Amid Boston Overdose Crisis, a Pair of Harvard Students Are Bringing Narcan to the Red Line
At First Cambridge City Council Election Forum, Candidates Clash Over Building Emissions
Harvard’s Updated Sustainability Plan Garners Optimistic Responses from Student Climate Activists
‘Sunroof’ Singer Nicky Youre Lights Up Harvard Yard at Crimson Jam
‘The Architect of the Whole Plan’: Harvard Law Graduate Ken Chesebro’s Path to Jan. 6
Sixty-five black Brandeis students remained in Ford Hall Sunday despite suspension and threatened expulsion from the university.
Brandeis President Morris B. Abram suspended the black students late Friday after they refused to vacate the Ford Hall communications center which they occupied Wednesday.
After black representatives broke off negotiations Saturday, Abram announced that he would ask the faculty to expel those participating in the seizure.
At the same time, Abram said he would not ask police to forcibly evict the students. He also said that he would not use "petty" tactics such as cutting off the heat against the students.

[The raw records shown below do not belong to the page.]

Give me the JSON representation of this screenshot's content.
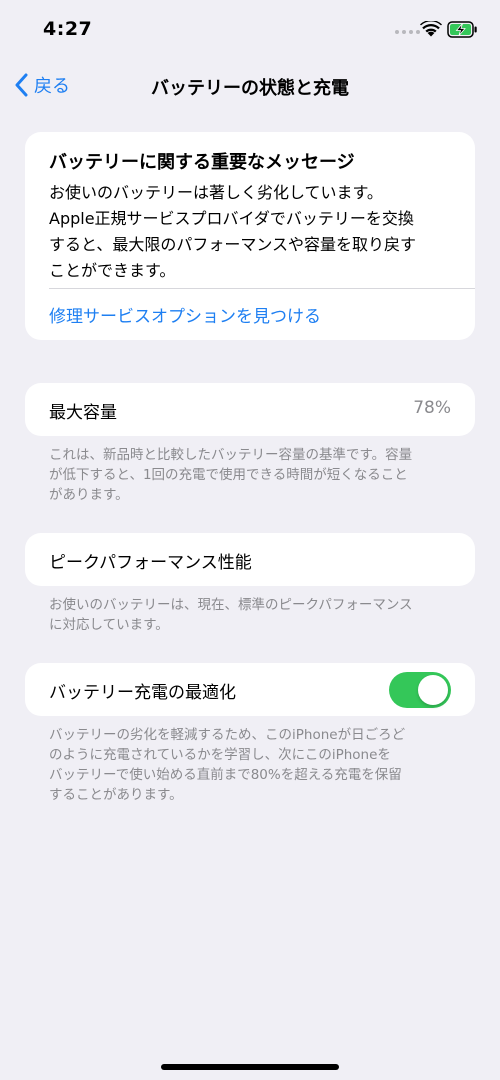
{
  "status_bar": {
    "time": "4:27"
  },
  "nav": {
    "back_label": "戻る",
    "title": "バッテリーの状態と充電"
  },
  "message": {
    "title": "バッテリーに関する重要なメッセージ",
    "body_lines": [
      "お使いのバッテリーは著しく劣化しています。",
      "Apple正規サービスプロバイダでバッテリーを交換",
      "すると、最大限のパフォーマンスや容量を取り戻す",
      "ことができます。"
    ],
    "link": "修理サービスオプションを見つける"
  },
  "capacity": {
    "label": "最大容量",
    "value": "78%",
    "footnote_lines": [
      "これは、新品時と比較したバッテリー容量の基準です。容量",
      "が低下すると、1回の充電で使用できる時間が短くなること",
      "があります。"
    ]
  },
  "peak": {
    "label": "ピークパフォーマンス性能",
    "footnote_lines": [
      "お使いのバッテリーは、現在、標準のピークパフォーマンス",
      "に対応しています。"
    ]
  },
  "optimize": {
    "label": "バッテリー充電の最適化",
    "toggle_on": true,
    "footnote_lines": [
      "バッテリーの劣化を軽減するため、このiPhoneが日ごろど",
      "のように充電されているかを学習し、次にこのiPhoneを",
      "バッテリーで使い始める直前まで80%を超える充電を保留",
      "することがあります。"
    ]
  },
  "icons": {
    "back": "chevron-left-icon",
    "wifi": "wifi-icon",
    "battery": "battery-charging-icon"
  },
  "colors": {
    "accent": "#1e7ff2",
    "toggle_on": "#34c759",
    "background": "#f0eff5"
  }
}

An exchange of letters Sunday between Abram and Randall C. Bailey, a black spokesman, sparked hopes that negotiations might be resumed. The blacks asked to meet with Abram in Ford Hall with two faculty members of their choice and two faculty members of his choice.

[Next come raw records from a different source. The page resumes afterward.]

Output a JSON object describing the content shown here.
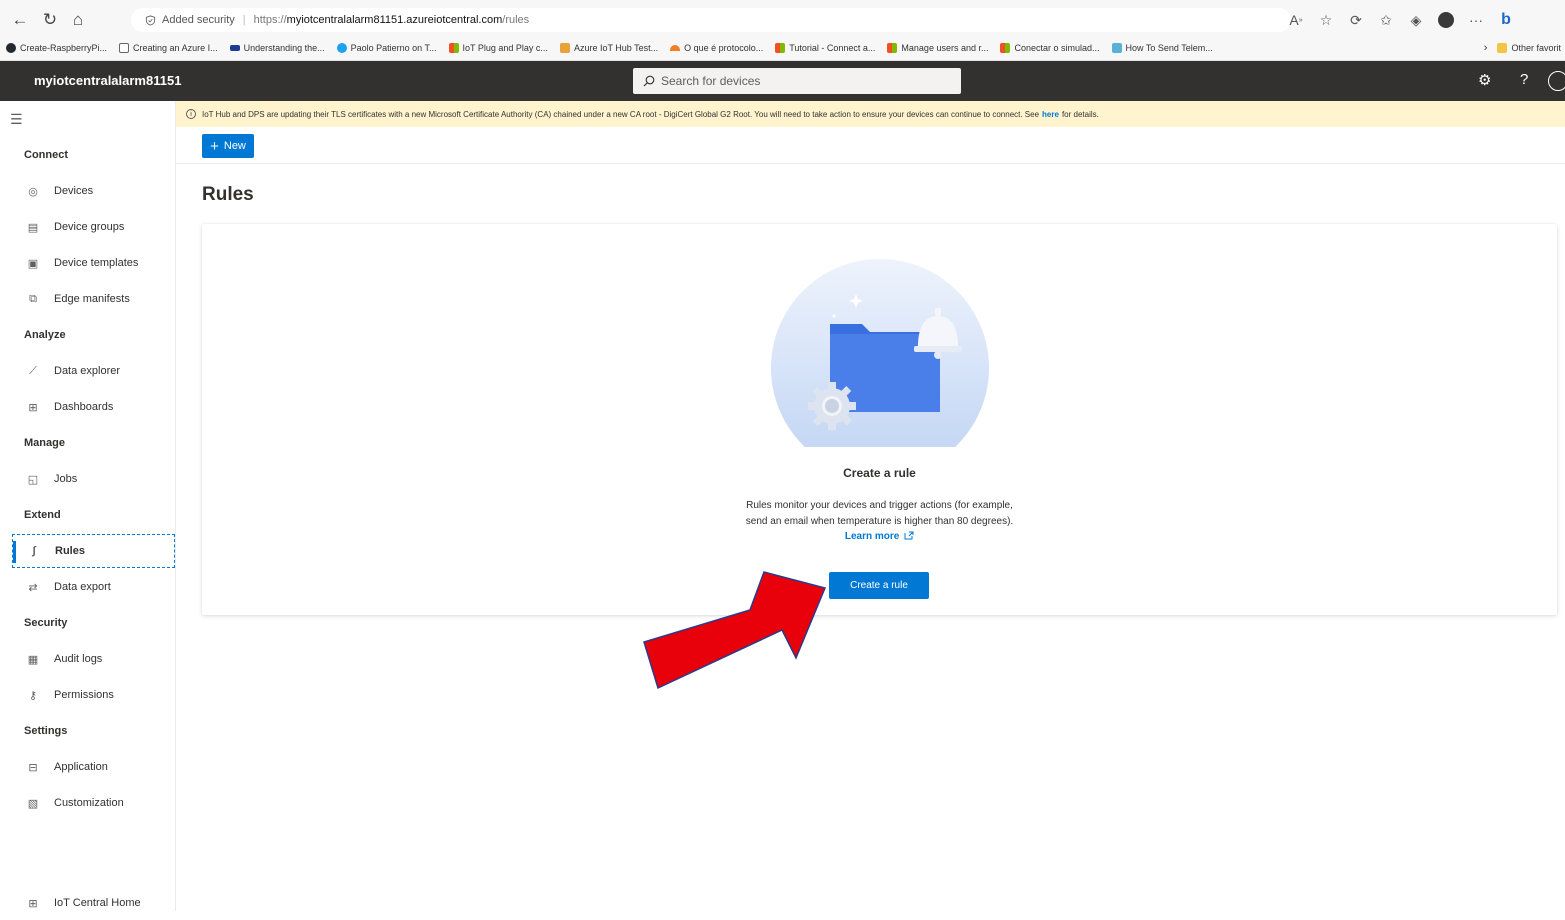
{
  "browser": {
    "security_label": "Added security",
    "url_prefix": "https://",
    "url_host": "myiotcentralalarm81151.azureiotcentral.com",
    "url_path": "/rules",
    "bookmarks": [
      {
        "label": "Create-RaspberryPi...",
        "color": "#24292e"
      },
      {
        "label": "Creating an Azure I...",
        "color": "#ffffff"
      },
      {
        "label": "Understanding the...",
        "color": "#1f3a93"
      },
      {
        "label": "Paolo Patierno on T...",
        "color": "#1da1f2"
      },
      {
        "label": "IoT Plug and Play c...",
        "color": "#f25022"
      },
      {
        "label": "Azure IoT Hub Test...",
        "color": "#e8a23a"
      },
      {
        "label": "O que é protocolo...",
        "color": "#f38020"
      },
      {
        "label": "Tutorial - Connect a...",
        "color": "#f25022"
      },
      {
        "label": "Manage users and r...",
        "color": "#f25022"
      },
      {
        "label": "Conectar o simulad...",
        "color": "#f25022"
      },
      {
        "label": "How To Send Telem...",
        "color": "#5bb0d8"
      }
    ],
    "other_favorites": "Other favorit"
  },
  "app": {
    "name": "myiotcentralalarm81151",
    "search_placeholder": "Search for devices"
  },
  "banner": {
    "text": "IoT Hub and DPS are updating their TLS certificates with a new Microsoft Certificate Authority (CA) chained under a new CA root - DigiCert Global G2 Root. You will need to take action to ensure your devices can continue to connect. See",
    "link": "here",
    "suffix": "for details."
  },
  "toolbar": {
    "new_label": "New"
  },
  "sidebar": {
    "sections": {
      "connect": "Connect",
      "analyze": "Analyze",
      "manage": "Manage",
      "extend": "Extend",
      "security": "Security",
      "settings": "Settings"
    },
    "items": {
      "devices": "Devices",
      "device_groups": "Device groups",
      "device_templates": "Device templates",
      "edge_manifests": "Edge manifests",
      "data_explorer": "Data explorer",
      "dashboards": "Dashboards",
      "jobs": "Jobs",
      "rules": "Rules",
      "data_export": "Data export",
      "audit_logs": "Audit logs",
      "permissions": "Permissions",
      "application": "Application",
      "customization": "Customization",
      "iot_central_home": "IoT Central Home"
    }
  },
  "main": {
    "title": "Rules",
    "empty": {
      "title": "Create a rule",
      "desc_line1": "Rules monitor your devices and trigger actions (for example,",
      "desc_line2": "send an email when temperature is higher than 80 degrees).",
      "learn_more": "Learn more",
      "button": "Create a rule"
    }
  },
  "colors": {
    "accent": "#0078d4",
    "appbar": "#323130",
    "banner": "#fff4ce",
    "arrow": "#e8000b"
  }
}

Abram responded favorably to the proposal, but went on to suggest the formation of three committees to deal with the remaining issues separating the two parties. The first would deal with the creation of a black studies department. The second would consider all other proposals for increased black presence on the Brandeis campus. And the third would "deal with the timing of any agreement and vacation of Ford Hall."
The students were still interested in the meeting but rebuffed the committee proposal. "If you are truly sincere about reaching a solution," Bailey wrote to Abram, "we ask that you demonstrate this good faith and come here under the conditions outlined."

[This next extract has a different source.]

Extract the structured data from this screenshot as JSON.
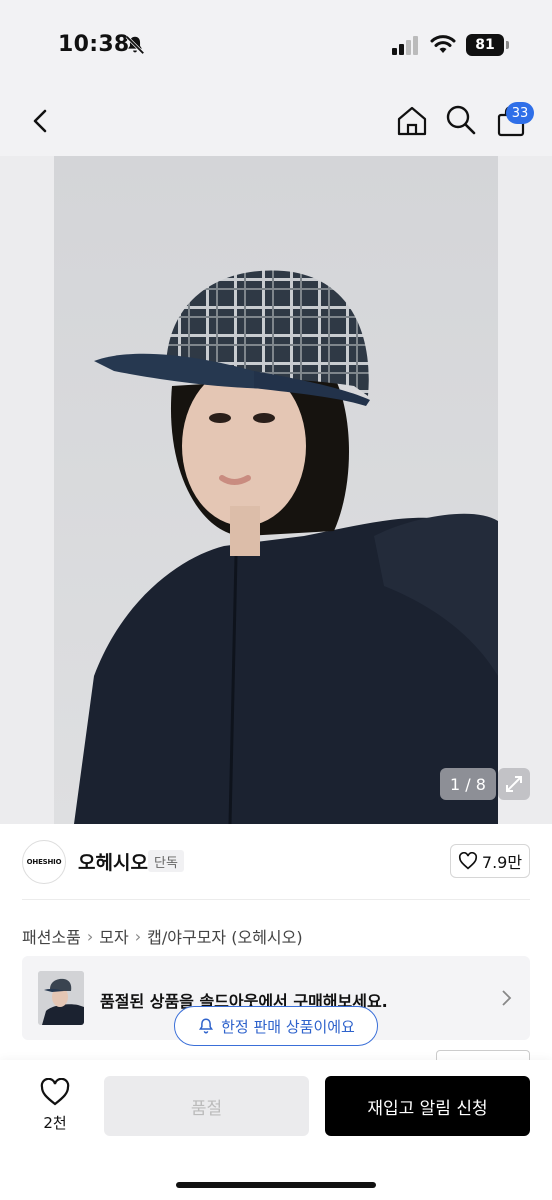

The Brandeis Students for a Democratic Society called a student strike for today in support of black demands. A university spokesman doubted that the strike would seriously hamper university functions.
Want to keep up with breaking news? Subscribe to our email newsletter.